Trip was educational and enlightening, but will be the last solo cross-country trip I do. Without sharing the driving responsibilities with another, after a while the stress builds up and you can’t relax, even when there’s nothing to stress about. And when unusual events happen, you can overreact.
Tonight, coming over one of the passes in the dark and the rain in Missouri, I rounded a corner to be met by braked cars. I slammed on my brakes and hit my emergency signal, and then spotted the cause of the halt — a sports car was by the side of the road, completely engulfed in flames. No matter how much you see it on TV, in real life the effect of a burning car up close is a lot more of an impact, and a lot less entertaining.
(I imagine the same can be said of war.)

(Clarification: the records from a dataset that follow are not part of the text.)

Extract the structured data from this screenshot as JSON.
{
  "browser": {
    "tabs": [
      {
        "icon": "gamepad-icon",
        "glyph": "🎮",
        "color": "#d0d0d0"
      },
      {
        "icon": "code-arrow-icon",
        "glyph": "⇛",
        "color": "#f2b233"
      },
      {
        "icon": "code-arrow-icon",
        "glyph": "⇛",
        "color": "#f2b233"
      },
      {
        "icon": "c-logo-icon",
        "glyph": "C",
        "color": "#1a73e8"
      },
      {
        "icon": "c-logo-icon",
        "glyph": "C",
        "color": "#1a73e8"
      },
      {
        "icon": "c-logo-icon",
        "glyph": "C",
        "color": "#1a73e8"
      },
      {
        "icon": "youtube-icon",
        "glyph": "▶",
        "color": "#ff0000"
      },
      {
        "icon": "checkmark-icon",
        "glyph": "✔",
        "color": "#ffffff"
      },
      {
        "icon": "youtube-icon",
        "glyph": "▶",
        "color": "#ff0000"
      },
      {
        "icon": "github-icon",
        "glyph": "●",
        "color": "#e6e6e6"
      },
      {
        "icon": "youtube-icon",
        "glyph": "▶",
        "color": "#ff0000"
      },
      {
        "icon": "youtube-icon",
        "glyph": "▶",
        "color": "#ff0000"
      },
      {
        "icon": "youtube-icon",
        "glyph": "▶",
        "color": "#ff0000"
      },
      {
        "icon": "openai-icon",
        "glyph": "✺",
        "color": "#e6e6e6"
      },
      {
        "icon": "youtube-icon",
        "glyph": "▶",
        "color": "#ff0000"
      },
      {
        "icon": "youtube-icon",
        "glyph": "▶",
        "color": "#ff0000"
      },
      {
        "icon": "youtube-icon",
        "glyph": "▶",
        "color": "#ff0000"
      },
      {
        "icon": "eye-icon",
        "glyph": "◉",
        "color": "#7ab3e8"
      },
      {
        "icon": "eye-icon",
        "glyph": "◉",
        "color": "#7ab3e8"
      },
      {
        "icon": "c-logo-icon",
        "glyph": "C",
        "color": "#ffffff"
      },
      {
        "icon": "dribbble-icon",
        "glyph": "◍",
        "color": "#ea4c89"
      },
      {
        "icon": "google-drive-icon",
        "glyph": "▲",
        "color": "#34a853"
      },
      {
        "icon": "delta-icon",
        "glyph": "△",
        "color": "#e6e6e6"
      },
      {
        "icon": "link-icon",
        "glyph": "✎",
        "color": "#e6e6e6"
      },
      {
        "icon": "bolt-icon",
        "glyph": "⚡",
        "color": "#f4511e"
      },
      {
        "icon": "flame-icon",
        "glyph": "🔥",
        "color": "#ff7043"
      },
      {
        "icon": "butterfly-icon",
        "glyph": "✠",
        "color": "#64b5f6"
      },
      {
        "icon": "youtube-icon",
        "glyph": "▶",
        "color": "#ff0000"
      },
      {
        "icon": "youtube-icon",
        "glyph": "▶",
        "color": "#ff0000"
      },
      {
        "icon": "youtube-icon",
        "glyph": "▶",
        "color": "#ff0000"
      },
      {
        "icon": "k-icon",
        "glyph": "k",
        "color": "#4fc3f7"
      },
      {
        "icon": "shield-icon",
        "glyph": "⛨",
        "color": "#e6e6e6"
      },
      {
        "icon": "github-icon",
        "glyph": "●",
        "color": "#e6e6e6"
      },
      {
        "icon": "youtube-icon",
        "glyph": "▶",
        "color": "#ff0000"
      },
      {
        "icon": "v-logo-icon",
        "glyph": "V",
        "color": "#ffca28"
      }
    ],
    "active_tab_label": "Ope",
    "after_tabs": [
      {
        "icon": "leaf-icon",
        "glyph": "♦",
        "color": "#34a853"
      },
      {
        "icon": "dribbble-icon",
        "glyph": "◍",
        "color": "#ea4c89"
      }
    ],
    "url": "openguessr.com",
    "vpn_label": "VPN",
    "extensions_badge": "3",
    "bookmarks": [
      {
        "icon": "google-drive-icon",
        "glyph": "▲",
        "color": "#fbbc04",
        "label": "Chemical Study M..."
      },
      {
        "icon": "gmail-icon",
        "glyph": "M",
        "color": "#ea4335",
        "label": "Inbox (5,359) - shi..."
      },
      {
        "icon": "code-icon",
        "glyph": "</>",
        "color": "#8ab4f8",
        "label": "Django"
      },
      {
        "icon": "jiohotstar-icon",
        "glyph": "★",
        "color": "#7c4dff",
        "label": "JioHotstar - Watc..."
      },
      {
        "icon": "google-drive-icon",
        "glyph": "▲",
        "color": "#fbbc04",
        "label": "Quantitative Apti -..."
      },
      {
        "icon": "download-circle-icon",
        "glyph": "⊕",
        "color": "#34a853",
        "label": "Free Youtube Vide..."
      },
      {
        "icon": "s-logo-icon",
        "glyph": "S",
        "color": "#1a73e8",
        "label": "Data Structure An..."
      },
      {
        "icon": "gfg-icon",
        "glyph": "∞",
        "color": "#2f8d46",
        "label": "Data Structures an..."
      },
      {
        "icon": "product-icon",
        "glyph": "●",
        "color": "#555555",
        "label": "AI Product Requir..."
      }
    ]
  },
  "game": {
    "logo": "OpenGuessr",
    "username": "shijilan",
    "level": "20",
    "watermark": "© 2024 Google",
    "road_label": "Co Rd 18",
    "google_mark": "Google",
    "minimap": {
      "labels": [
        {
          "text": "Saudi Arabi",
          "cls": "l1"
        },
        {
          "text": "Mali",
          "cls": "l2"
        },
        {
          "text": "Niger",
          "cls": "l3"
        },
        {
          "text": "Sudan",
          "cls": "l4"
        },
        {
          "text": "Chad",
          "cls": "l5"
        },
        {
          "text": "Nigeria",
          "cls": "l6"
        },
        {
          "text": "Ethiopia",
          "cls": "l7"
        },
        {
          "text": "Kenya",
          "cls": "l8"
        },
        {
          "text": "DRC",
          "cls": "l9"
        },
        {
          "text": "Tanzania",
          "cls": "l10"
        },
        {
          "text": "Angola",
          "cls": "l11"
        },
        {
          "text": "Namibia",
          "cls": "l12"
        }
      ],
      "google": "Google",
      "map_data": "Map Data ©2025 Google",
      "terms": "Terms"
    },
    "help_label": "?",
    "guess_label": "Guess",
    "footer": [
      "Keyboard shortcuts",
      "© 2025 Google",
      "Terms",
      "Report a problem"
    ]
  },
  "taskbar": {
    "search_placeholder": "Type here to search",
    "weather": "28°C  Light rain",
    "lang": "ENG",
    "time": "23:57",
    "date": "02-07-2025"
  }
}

The fire department was there, but far back from the car. There was little they could do without shutting down the highway, and little that could be salvaged in the car. As for the tank exploding, that’s a pretty common myth about cars burning — cars rarely explode, I’ve been told.
However, if there had been police there, I have no doubts that the line of us that formed to inch past the car would not have been allowed when it was in full flame. I could feel the intense heat as we passed — this couldn’t have been the appropriate thing to do. Or maybe it is.
I saw three young men talking to one of the firemen, and am assuming they were from the car and no one was killed. Regardless though, you will think less of me when I say that not long after passing the car, I pulled over myself and for some reason started crying, and couldn’t stop for 30 minutes.
I do not cry that easily, I truly don’t. I think it was the shock of the car and the horror of the moment when I looked in the flames and thought that they might have engulfed people. And I’m tired. And a wuss.
Now, if I were a journalist I would have pulled over, grabbed my cameras and got some great pictures and possibly even sold one or two. But I’m not a journalist; only a writer of words and taker of an occasional picture, glad she’s home, and swearing that she will no long go on these solo cross-country trips.
And that she’s going to buy a fire extinguisher for her car.